Josh: John Carpenter tackled King at the peak of his career right after The Thing and has forever associated George Thorogood's "Bad to the Bone" with a possessed Plymouth Fury. Keith Gordon is convincing as a nerdy teenager who falls under the spell of the evil car and an unholy relationship between man and machine is born. The tale is complemented with an impressive cast of young stars including future "Baywatch" babe Alexandra Paul and future director John Stockwell. It's all about the car in this film and Carpenter plays what could have been a dumb idea straight with great results.

MAXIMUM OVERDRIVE directed by Stephen King

Chris: Touted as the filmmaking debut for the author, Maximum Overdrive proved to be the only time he stepped behind the camera and it's really not hard to see why. Let me explain my stance here. This is not a very good movie. There are better ones out there. The real reason it's even on this list is simply because this is probably the guiltiest pleasure of every King movie made. It's hard to deny the entertainment value of a movie sporting an AC/DC soundtrack, a killer eighteen-wheeler with Spider-Man's "The Green Goblin" face on the grille, and multiple scenes of machines taking vengeance on human beings (including, the morbidly pleasing moment, when a kid is run-over by a steamroller). This kept me transfixed back in 1986 when I first saw it on pay TV and I still pop it in from time-to-time when I want a cheap chuckle.

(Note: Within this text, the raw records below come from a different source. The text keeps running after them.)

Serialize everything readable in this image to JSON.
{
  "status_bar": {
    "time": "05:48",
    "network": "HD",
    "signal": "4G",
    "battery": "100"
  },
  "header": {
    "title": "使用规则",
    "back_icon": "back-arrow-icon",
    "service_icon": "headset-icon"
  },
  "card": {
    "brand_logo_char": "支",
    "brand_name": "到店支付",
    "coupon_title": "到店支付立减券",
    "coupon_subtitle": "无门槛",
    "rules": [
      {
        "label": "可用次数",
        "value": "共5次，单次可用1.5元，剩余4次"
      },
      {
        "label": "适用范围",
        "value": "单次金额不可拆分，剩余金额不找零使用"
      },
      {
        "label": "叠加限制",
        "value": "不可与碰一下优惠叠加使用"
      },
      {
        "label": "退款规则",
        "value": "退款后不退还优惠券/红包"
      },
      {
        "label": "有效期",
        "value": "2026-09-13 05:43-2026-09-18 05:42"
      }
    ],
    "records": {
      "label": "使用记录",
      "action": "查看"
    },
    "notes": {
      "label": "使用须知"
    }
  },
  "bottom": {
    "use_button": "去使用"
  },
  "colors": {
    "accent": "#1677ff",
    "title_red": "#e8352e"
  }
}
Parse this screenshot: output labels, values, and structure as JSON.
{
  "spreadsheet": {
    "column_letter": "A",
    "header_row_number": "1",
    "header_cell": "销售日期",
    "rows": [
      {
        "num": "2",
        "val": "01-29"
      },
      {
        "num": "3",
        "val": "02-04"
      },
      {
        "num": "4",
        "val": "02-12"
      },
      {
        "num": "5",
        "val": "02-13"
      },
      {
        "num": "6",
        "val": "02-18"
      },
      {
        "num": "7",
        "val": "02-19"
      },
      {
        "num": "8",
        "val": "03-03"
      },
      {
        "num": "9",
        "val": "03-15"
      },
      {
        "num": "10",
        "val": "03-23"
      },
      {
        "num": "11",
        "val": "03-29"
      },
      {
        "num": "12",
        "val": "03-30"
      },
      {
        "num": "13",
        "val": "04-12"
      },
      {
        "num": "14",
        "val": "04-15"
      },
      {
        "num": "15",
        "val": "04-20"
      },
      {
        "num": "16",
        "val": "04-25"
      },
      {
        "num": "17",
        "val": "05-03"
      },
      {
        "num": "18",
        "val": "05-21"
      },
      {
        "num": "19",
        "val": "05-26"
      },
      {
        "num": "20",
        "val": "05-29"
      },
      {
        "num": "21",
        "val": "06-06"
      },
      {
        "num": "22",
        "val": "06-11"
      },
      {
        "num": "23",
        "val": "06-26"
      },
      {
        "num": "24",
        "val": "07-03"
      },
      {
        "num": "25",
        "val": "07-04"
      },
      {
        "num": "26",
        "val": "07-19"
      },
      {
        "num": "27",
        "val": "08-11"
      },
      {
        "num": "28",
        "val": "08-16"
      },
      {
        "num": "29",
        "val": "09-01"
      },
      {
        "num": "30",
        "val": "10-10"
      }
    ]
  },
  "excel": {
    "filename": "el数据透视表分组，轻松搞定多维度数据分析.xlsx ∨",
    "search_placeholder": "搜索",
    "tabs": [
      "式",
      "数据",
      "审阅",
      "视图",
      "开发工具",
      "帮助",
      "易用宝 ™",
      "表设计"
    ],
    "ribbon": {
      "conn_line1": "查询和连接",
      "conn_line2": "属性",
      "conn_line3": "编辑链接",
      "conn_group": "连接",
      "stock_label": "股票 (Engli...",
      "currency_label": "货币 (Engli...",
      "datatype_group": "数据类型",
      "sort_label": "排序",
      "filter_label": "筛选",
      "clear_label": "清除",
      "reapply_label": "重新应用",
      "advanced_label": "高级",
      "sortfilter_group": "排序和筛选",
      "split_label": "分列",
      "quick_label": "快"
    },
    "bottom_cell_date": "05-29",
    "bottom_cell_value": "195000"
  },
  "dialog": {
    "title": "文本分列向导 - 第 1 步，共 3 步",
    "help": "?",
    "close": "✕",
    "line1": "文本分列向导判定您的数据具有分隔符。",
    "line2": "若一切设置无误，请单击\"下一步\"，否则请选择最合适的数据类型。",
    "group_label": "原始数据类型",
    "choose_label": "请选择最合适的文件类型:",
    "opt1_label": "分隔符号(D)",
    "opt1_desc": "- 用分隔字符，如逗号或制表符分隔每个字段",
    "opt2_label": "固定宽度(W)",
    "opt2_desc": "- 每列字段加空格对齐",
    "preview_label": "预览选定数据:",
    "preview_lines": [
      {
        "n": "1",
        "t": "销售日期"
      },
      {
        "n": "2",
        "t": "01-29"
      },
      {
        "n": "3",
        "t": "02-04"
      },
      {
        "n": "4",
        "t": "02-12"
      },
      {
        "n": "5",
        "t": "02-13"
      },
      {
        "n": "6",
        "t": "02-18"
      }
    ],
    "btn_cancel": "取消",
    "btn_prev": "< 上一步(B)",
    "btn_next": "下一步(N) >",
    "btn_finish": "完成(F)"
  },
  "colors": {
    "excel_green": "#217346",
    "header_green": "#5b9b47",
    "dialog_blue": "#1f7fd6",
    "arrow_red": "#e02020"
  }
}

Josh: The notion of machines turning against man is one that I find fascinating and this is King's take on it. Although this time the great idea ends up being a little bit dumb, you can't take away that this flick is fun to watch. Where else are going going to see a kid run over by a steamroller or a guy killed by a pop machine? Add in Emilio Estevez and a truck with a huge goblin face on its grille and you have one of the many guilty pleasures of the 80's. It's interesting that this is King's sole directorial effort and it is one of the few cases where a King adaptation missed the mark in what makes King such a great writer - the characters.